Return only the number of lines in the records below where the string "session" shows up.
━━━ The records
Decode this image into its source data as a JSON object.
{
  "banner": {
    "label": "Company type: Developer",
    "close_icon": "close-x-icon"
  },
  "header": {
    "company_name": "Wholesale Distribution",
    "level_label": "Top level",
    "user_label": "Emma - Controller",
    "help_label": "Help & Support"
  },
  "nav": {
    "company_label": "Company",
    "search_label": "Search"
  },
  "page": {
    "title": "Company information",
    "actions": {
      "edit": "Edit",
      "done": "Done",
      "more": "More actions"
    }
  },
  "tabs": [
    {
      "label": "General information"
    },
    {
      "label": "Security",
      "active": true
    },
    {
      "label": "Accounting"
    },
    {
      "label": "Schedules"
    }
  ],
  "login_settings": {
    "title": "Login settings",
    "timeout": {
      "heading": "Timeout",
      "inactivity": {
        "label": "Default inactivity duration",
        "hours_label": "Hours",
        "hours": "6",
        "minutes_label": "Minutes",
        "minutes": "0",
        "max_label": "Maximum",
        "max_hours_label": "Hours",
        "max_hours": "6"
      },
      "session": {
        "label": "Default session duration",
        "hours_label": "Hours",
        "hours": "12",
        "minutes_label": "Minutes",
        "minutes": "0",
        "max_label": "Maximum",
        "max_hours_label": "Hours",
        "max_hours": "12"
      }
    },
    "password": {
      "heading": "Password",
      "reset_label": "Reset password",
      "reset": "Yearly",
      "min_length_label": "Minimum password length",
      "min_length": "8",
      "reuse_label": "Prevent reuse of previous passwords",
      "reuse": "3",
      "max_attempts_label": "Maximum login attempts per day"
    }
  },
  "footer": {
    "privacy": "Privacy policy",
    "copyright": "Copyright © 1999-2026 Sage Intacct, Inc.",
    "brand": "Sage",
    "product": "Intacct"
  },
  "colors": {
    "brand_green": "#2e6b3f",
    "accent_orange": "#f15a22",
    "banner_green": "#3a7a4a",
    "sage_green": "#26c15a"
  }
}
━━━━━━
Task solution: 2